MSNBC, the Washington Post, and others have all published or opined recently about how Georgia is trending blue.
It’s not, and it’s not likely to be anytime soon.
The Post offered a nuanced take, saying Senate and gubernatorial hopefuls Michelle Nunn and Jason Carter were accelerating the shift to battleground status and pegging Georgia as one of the only states in which “Democrats have even plausible hopes of taking a Senate seat from Republicans in 2014.”
Meanwhile, MSNBC took a wholesale dip in the eggnog.
“There is a liberal movement brewing in the Peach State,” read the caption below Chris Hayes’s segment.
But that notion pays no mind to the electoral trends that have dominated the state for the last decade.
Republicans have held the governor’s mansion since George W. Bush’s first midterm, both branches of General Assembly since 2004, and the party laid claim to every statewide office in 2010. Nine of fourteen congressional seats are held by the GOP, Mitt Romney took more votes from the state last year than John McCain in 2008, and a Democratic presidential nominee has not won its electoral votes since 1992.
Current public opinion, both towards policies and the elected officials themselves, also tells a different tale.
Some 47 percent of respondents said they felt Obamacare was going to drive up their costs in a recent survey, compared to just 11 percent who felt the unpopular law would actually make healthcare more affordable. Furthermore, a third of those surveyed predicted it would outright worsen the quality of care.

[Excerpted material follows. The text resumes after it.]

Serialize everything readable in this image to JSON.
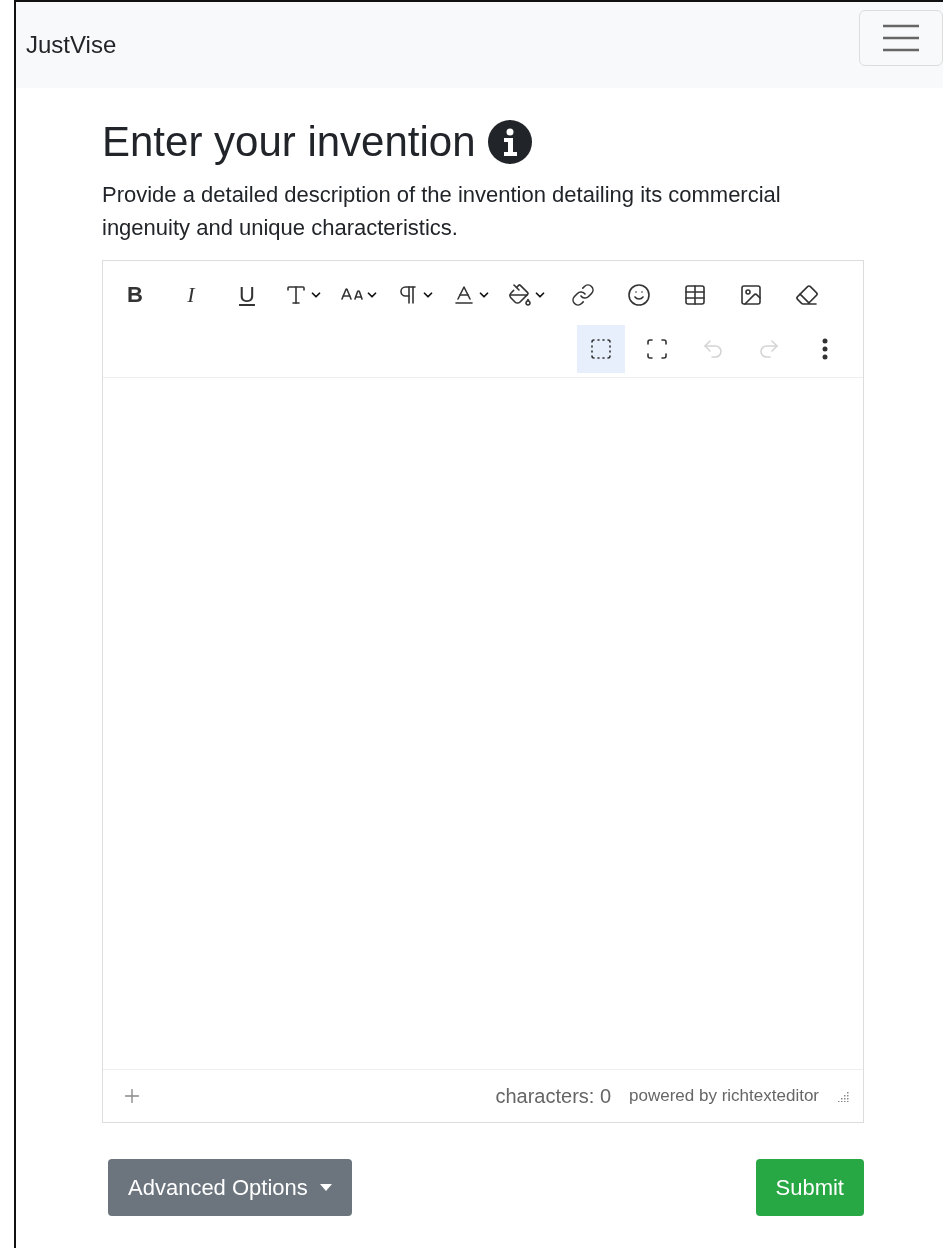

Comparing state and federal lawmakers also shows that Georgia voters are fairly satisfied with the status quo in Atlanta. A separate survey pegged incumbent Republican Governor Nathan Deal with a 54 percent approval rating, while just 42 percent gave Obama high marks. The Georgia General Assembly carried a 47 percent approval rating, compared to just 11 percent for Congress.
That’s not to say Democratic pollsters haven’t tried to paint a different picture. Public Policy Polling has repeatedly sought to cast the state’s party makeup as evenly split between Republican and Democrat, and were scoffed at by onlookers aware of the state’s electoral composition.